New rules for arrivals to Ireland start today - what is changing?

People arriving must say where they will stay or face a €2,500 fine and six months in prison

Minister for Health Simon Harris says that the current regulations requiring people arriving into Ireland via air or sea to fill out a locator form will be reviewed on June 18th. Video: Oireachtas TV


What is changing to the rules for quarantining visitors?
From Thursday, all passengers arriving into the country are legally required to complete a Covid-19 passenger locator form making it mandatory for travellers arriving into the airports and ports to tell the State where they will be self-isolating for 14 days. Self-isolation means completely avoiding contact with others and is more stringent that the stay-at-home measures that the wider public are having to adhere to. The form will remain in place until June 18th.

Why is the State doing this?
The Government wants to track all visitors and ensure precautions are being taken to stem the spread of Covid-19 from abroad.

But wasn’t the State doing this already?
Yes, but it was not a legal obligation until now. Visitors arriving at airports and ports before today had been asked to fill out a form on “an administrative basis”, Minister for Health Simon Harris has said. It is now an offence if they refuse. Arrivals had previously been advised to self-isolate for 14 days once they came into the State. These changes make it legally enforceable to complete the form and prevent people from providing false information.

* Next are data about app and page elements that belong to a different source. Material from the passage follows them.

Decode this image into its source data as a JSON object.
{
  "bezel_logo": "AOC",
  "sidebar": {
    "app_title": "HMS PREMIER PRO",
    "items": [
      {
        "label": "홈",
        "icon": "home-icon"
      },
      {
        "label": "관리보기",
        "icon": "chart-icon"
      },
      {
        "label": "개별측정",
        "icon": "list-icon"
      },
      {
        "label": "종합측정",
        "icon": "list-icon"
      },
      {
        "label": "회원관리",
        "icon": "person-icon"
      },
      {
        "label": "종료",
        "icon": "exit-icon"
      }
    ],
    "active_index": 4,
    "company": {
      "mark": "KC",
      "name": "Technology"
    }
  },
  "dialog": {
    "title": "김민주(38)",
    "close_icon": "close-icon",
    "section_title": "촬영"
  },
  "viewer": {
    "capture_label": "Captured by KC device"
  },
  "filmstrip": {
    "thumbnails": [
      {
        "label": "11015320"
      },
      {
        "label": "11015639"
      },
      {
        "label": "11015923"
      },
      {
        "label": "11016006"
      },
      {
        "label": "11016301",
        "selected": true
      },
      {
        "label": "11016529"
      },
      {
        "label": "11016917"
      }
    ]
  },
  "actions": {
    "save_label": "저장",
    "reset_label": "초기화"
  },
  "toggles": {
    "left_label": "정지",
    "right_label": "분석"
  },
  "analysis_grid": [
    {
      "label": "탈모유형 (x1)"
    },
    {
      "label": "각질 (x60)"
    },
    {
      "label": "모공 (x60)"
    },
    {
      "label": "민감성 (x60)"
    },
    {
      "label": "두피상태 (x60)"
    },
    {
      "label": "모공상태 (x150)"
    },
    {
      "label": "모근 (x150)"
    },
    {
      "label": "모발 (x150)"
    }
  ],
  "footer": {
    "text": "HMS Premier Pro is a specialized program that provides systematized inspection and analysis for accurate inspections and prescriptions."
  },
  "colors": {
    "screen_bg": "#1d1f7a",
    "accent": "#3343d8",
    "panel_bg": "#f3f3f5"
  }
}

What exactly do you have to write on the form?
Each passenger aged 16 or older has to provide their name, address, contact details where they can be reached and their places and dates of residence for the following 14 days for themselves and any children travelling with them. They must also provide information on the name of the aircraft/ferry they arrived on, the date and time of their arrival, their points of departure and arrival, and the reason for their travel.

What happens if people refuse to fill out the form?
They can face a fine of up to €2,500 or six months in prison, or both, if they do not complete the form, if they provide false or misleading information, or if they fail to provide an update of any information should they move to a different location within the 14-day isolation period.

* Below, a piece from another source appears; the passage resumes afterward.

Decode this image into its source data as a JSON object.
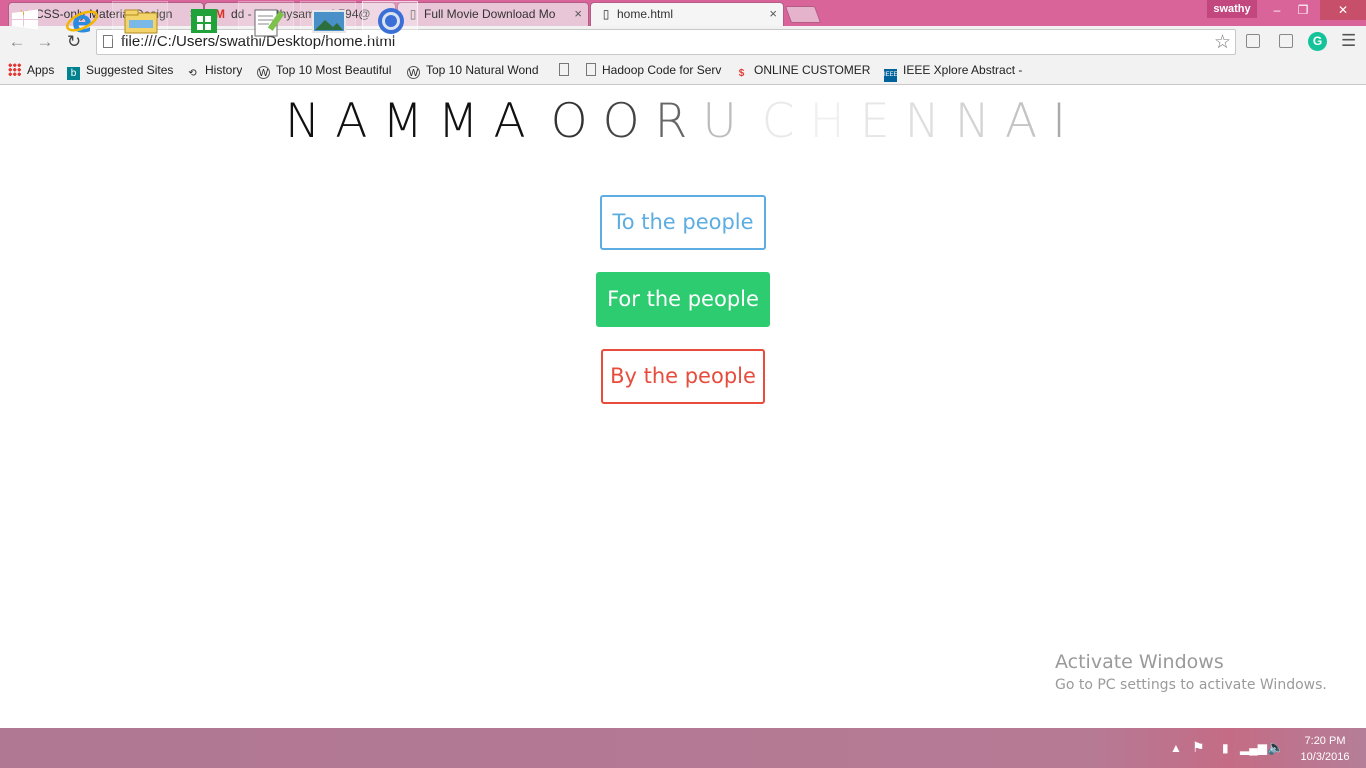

This feels like a big deal in a democracy and particularly when membership of the European Union and the Common Travel Area with Britain guarantees freedom of movement. Is it?
Yes. These rules are onerous but they are aimed at preventing the spread of a disease that has already killed more than 1,600 people in the State. Mr Harris has said: “These are extraordinary measures but they are necessary in a time of a public health crisis.”

Does this only apply to foreign nationals?
No. Everyone over 16, whether Irish or not, must fill out the form and self-isolate for 14 days if they are coming into the country from abroad.

How will these rules be monitored or enforced?
Follow-up checks can be made to make sure people who travel into the country are staying where they said they would be. If there is a confirmed or suspected case on a flight or ferry coming into the country, the form will allow State officials to carry out more accurate and quicker contact tracing to identify any people who had contact with the infected individual on a plane or boat. It is an offence to refuse to provide information requested to verify the details on the form.

Can you move address during the 14-day quarantine?
Yes, but you have to provide an update if you do.

What about people arriving and travelling on to Northern Ireland or other countries?
Passengers travelling on to Northern Ireland or overseas who are leaving the port or airport but not residing in the State overnight do not need to provide further contact information. Residents of Northern Ireland only have to fill out part of the form.

Does it apply to people who cross the Border from North to South?
No. People arriving from Northern Ireland are exempt.

Who else is exempt?
Passengers transiting through a port or airport who do not exit the port or airport do not need to fill out the form. Lorry drivers and holders of an international travel worker certificate do not need to fill out the forms if they are in the course of performing their duties. Aircraft and ship crews and foreign diplomats do not need to fill out the forms. Healthcare workers are not exempt; they must fill out the form.

So should you travel abroad?
The Government continues to advise Irish citizens and residents against all non-essential international travel but if you do travel, you will have to self-isolate for 14 days on your return.

Are travellers advised to avoid public transport after leaving ports or airports on arrival?

Will these rules affect many people?
Not many. The number of visitors have dropped during the Covid-19 pandemic by more than 99 per cent. For example, just 613 passengers were scheduled to arrive and depart through Dublin Airport yesterday. On the same day last year, the number was almost 105,000.